Wherever the string "screenshot" shows up in the records below, return that line.

━━━

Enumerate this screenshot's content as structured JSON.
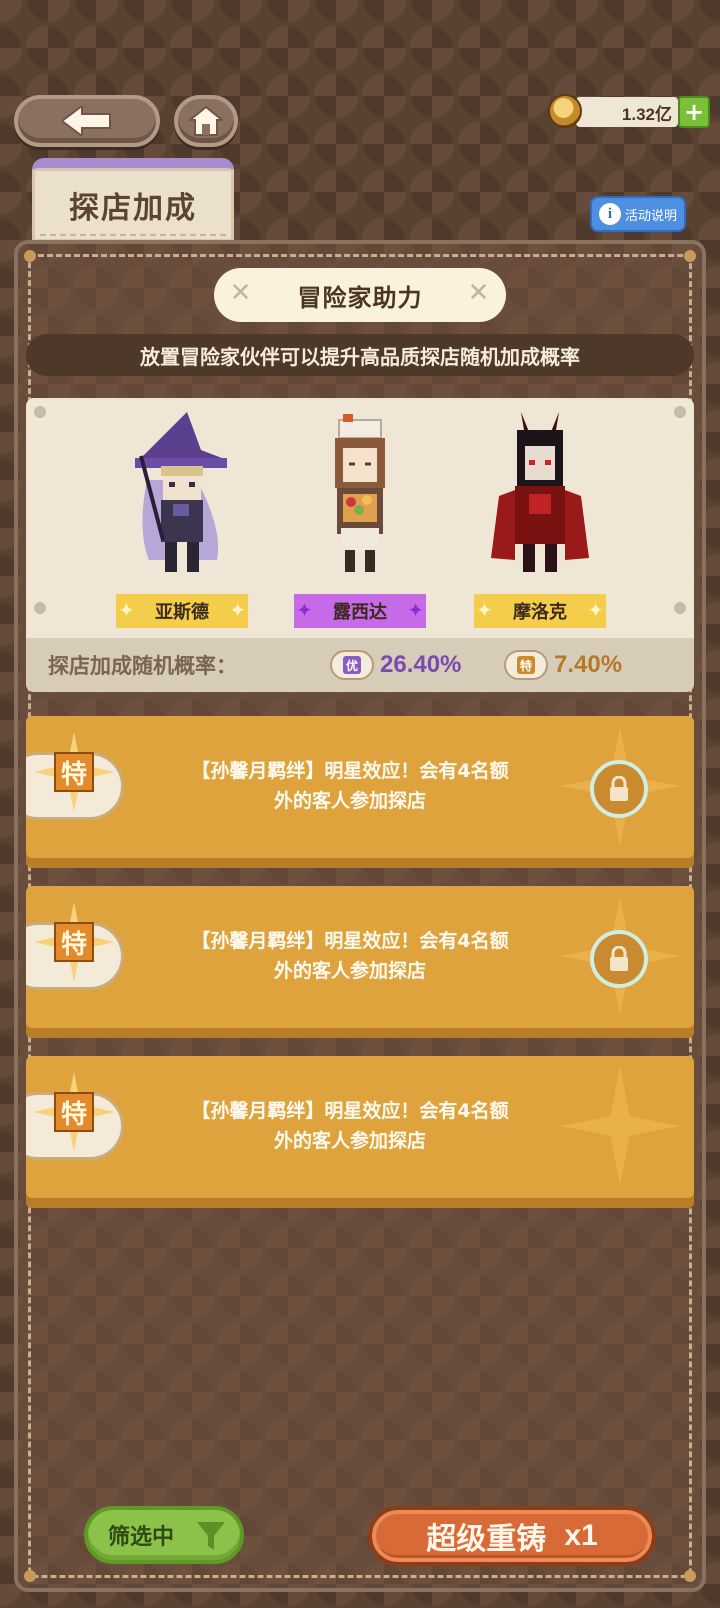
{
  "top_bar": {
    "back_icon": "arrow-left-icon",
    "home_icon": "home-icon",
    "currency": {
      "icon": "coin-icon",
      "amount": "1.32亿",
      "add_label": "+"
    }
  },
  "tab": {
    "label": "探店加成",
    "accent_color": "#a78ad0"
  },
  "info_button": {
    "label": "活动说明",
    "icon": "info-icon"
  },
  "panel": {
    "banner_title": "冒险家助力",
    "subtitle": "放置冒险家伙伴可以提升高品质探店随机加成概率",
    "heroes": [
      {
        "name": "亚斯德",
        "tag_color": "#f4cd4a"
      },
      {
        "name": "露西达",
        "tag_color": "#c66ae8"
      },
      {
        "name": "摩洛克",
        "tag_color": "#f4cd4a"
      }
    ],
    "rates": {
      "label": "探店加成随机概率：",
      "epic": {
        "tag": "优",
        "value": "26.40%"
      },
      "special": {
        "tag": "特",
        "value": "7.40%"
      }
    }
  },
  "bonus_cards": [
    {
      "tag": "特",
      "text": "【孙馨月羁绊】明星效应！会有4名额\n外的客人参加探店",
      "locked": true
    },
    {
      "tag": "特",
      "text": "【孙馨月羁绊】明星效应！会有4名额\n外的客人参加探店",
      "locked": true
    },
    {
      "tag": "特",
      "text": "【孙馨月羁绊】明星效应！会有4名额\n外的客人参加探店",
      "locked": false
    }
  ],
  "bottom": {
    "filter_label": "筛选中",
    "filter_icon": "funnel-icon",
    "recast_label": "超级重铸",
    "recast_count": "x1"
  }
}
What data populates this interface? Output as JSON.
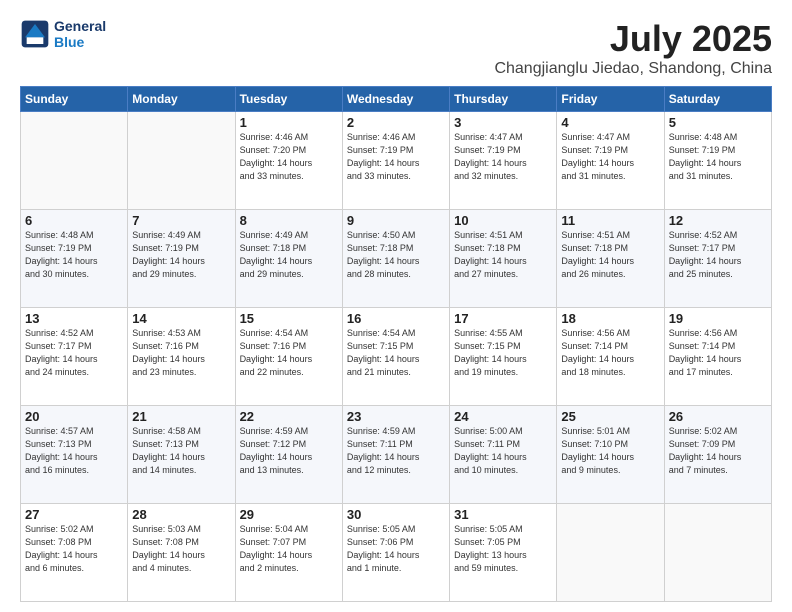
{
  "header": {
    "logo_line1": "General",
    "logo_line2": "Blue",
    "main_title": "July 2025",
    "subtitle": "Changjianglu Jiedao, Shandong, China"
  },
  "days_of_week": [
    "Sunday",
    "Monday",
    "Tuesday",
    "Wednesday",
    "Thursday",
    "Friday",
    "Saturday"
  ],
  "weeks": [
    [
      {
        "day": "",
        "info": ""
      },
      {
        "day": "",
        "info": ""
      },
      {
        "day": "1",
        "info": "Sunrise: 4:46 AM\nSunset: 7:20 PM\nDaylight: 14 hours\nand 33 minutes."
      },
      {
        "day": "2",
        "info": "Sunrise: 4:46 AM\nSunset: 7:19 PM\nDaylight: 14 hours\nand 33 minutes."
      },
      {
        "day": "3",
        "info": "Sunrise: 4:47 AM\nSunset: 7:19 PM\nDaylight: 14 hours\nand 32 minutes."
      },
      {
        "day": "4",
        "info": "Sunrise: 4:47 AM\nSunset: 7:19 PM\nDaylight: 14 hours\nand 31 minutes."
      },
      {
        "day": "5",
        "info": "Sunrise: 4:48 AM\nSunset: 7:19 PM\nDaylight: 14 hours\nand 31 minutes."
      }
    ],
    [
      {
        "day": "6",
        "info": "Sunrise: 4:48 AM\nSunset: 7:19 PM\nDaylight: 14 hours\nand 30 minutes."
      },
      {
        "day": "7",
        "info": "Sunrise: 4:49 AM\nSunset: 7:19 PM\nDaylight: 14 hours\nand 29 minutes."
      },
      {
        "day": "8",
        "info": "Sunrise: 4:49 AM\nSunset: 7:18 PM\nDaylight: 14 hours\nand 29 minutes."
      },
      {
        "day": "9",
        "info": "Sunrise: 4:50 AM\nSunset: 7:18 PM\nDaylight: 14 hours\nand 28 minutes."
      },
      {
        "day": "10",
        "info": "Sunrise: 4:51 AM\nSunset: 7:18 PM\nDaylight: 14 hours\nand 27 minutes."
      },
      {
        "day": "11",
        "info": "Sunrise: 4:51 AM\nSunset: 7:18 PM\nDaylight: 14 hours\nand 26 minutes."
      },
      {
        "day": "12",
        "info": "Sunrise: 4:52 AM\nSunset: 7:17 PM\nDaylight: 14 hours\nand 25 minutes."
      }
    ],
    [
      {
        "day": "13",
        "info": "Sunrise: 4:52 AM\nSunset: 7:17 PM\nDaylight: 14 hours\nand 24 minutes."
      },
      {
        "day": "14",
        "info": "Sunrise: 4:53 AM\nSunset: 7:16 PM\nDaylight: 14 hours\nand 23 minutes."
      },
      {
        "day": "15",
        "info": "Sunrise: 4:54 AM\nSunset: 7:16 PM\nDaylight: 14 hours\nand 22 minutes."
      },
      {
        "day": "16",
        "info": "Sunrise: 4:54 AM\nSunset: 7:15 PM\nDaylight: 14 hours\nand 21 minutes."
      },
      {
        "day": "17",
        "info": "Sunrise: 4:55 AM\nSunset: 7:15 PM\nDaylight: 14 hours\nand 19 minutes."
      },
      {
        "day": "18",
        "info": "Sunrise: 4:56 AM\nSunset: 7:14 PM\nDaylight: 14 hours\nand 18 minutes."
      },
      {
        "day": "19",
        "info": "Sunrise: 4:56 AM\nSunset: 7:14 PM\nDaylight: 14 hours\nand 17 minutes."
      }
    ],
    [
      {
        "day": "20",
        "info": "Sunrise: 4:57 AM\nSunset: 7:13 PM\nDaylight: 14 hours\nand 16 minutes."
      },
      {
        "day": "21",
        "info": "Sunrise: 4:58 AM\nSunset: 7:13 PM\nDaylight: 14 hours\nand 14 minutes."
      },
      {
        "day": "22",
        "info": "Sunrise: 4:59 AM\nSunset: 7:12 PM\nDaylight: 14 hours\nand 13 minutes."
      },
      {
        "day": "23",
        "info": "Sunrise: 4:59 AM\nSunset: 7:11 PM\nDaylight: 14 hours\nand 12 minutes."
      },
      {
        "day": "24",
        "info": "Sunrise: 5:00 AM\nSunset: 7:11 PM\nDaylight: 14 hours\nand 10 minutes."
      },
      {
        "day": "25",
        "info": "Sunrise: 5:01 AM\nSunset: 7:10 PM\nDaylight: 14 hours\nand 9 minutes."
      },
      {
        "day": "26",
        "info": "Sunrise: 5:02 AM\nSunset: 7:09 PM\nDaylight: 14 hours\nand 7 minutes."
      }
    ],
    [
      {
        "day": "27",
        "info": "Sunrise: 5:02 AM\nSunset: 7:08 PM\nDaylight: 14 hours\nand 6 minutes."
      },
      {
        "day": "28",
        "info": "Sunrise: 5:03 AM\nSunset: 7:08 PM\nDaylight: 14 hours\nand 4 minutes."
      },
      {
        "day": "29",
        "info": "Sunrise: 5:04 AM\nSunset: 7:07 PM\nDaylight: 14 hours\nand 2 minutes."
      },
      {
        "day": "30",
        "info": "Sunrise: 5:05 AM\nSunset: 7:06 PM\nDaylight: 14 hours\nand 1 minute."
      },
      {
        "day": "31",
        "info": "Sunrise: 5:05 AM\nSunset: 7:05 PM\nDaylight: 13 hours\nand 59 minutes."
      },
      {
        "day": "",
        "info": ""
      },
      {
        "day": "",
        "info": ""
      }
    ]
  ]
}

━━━

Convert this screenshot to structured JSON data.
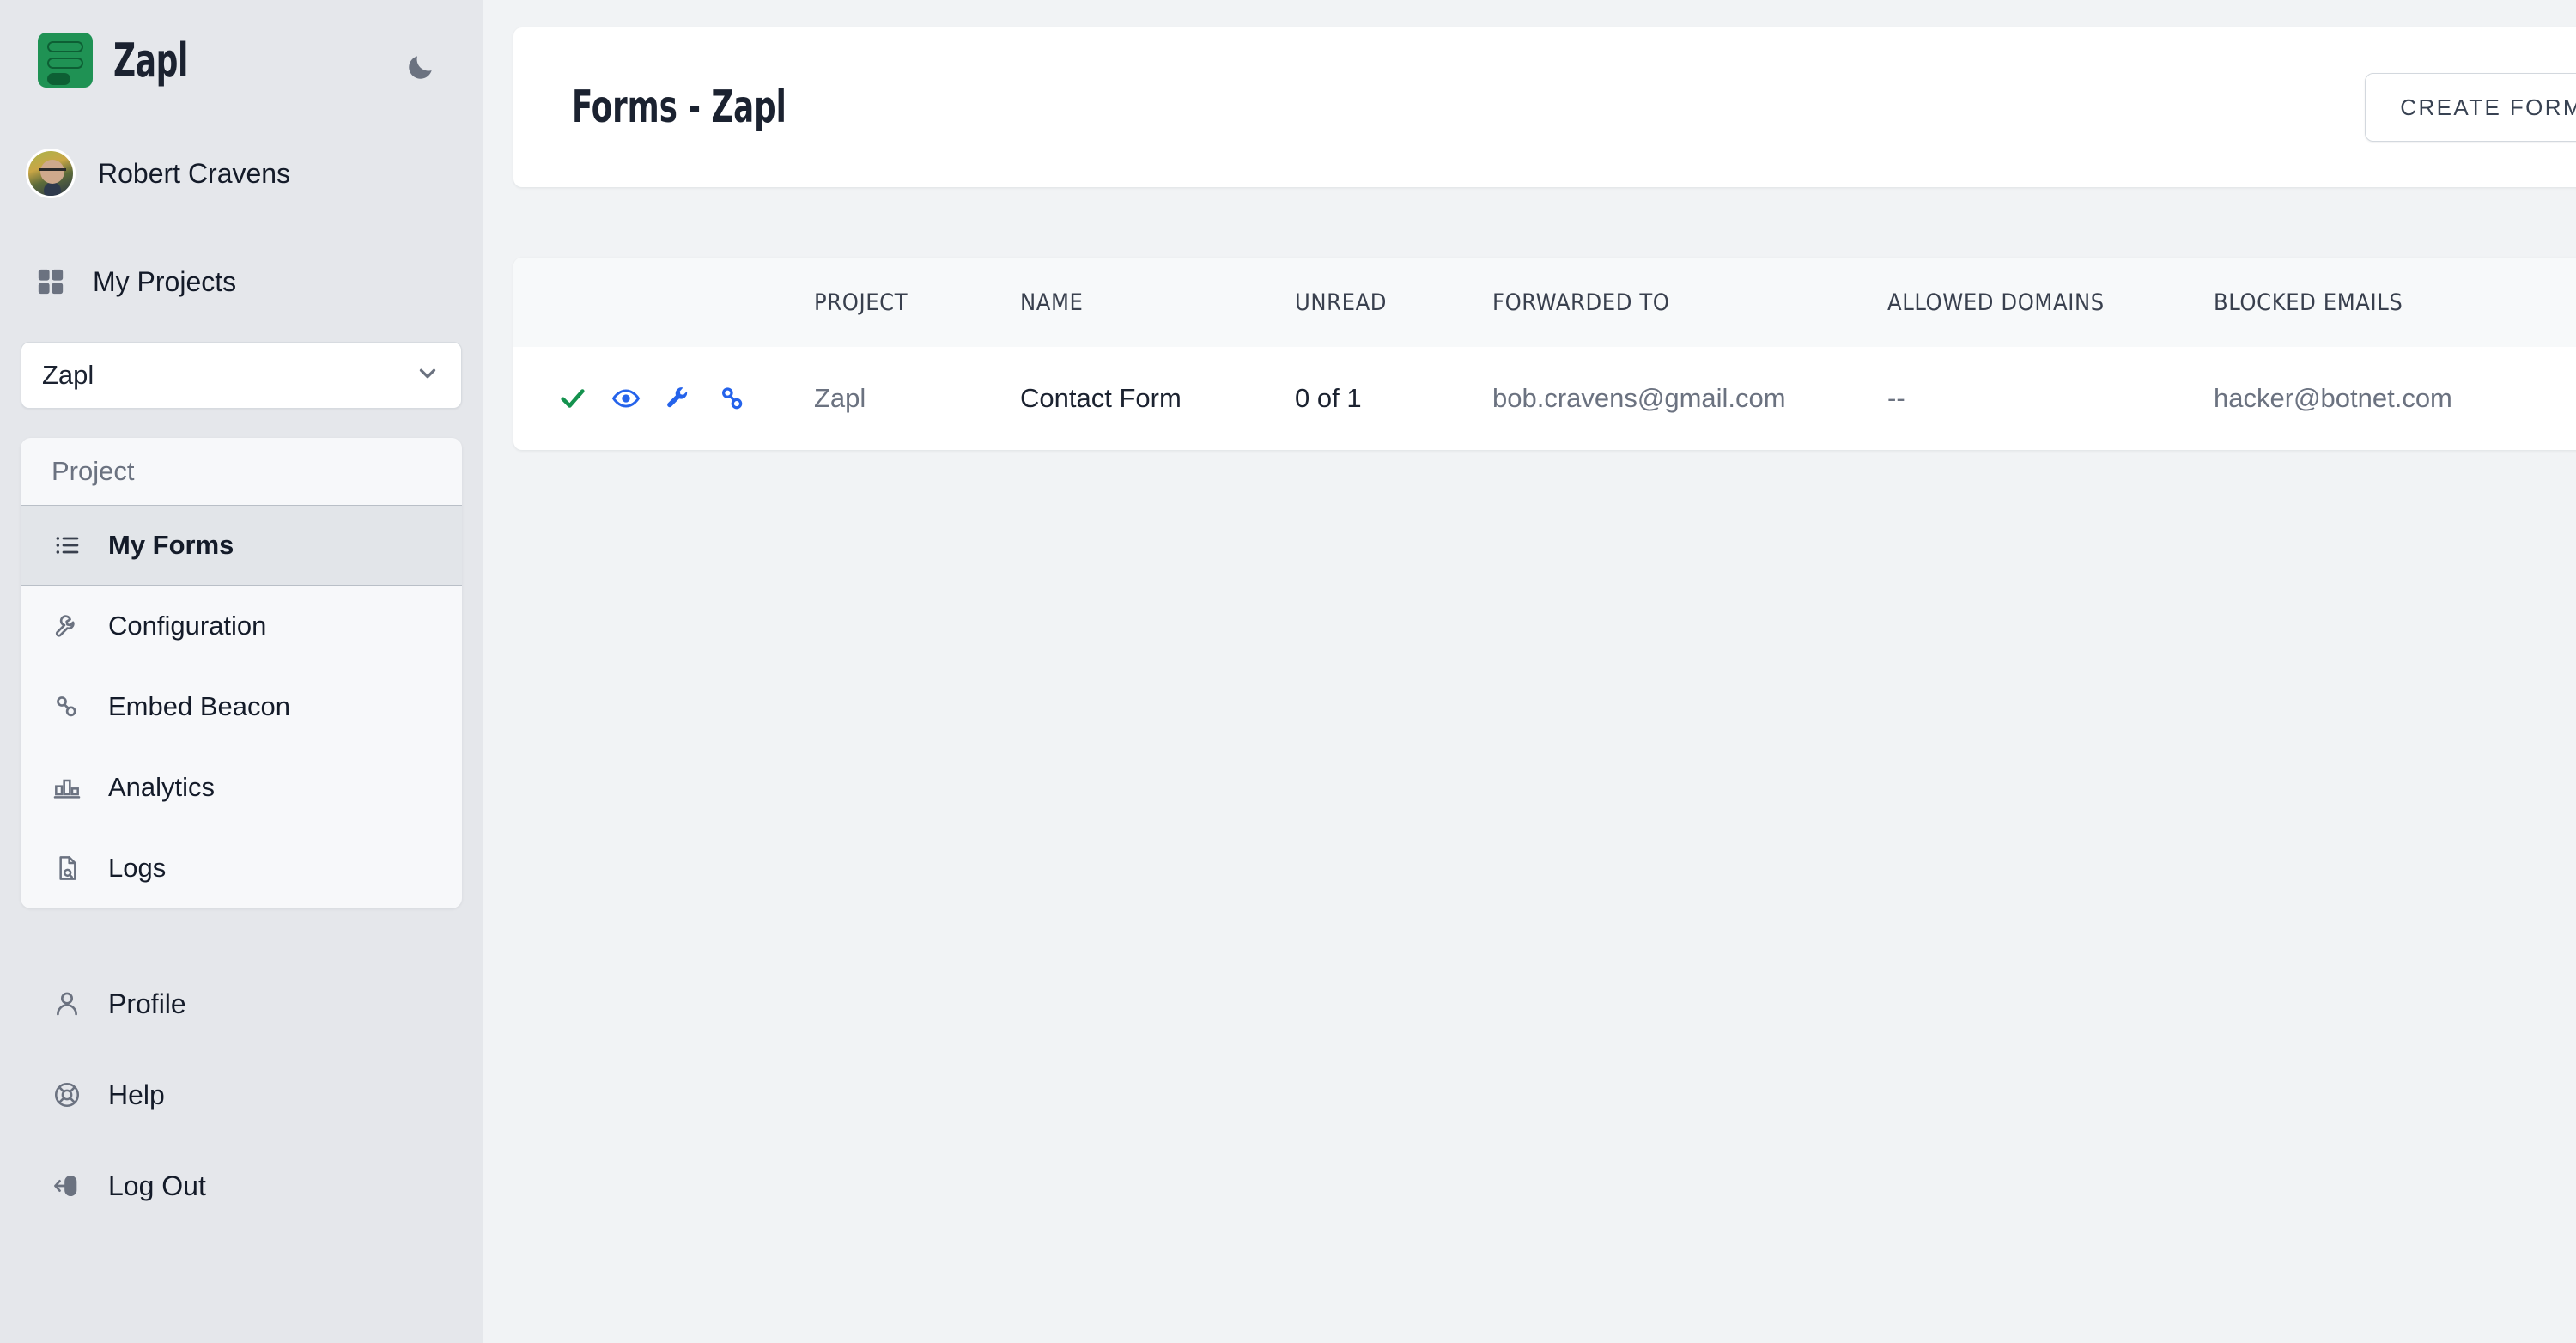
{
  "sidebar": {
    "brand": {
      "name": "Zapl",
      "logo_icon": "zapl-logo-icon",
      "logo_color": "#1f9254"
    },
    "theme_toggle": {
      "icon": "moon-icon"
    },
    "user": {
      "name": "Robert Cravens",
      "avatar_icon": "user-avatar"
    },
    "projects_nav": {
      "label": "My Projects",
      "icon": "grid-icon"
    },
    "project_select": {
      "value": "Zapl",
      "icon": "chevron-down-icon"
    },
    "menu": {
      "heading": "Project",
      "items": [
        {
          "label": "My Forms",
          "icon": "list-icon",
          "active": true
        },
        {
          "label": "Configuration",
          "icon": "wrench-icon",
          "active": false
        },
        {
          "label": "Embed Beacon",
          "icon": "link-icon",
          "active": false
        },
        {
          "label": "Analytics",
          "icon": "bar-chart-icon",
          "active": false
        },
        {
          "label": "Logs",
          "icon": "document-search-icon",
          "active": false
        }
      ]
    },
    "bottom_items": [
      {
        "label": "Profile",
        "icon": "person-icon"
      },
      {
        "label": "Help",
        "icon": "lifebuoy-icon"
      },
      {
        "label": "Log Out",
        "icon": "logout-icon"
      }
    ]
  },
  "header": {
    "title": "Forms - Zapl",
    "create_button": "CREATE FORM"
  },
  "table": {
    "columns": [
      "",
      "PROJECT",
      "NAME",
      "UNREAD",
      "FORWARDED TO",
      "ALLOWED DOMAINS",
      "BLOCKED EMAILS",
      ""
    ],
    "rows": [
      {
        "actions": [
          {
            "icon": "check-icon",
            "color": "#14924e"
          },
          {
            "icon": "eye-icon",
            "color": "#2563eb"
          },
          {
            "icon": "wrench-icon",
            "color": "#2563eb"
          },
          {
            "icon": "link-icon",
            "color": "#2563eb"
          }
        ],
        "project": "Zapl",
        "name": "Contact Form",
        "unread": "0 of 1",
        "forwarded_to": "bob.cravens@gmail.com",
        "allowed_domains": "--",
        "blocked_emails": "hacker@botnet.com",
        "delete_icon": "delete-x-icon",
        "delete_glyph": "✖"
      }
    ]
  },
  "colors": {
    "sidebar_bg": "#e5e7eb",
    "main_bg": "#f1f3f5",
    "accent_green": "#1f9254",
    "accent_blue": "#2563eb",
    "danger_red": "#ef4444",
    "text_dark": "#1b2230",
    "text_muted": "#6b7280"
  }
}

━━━

*Answer to the problem*
Enumerate this screenshot's content as structured JSON.
Convert this screenshot to structured JSON data.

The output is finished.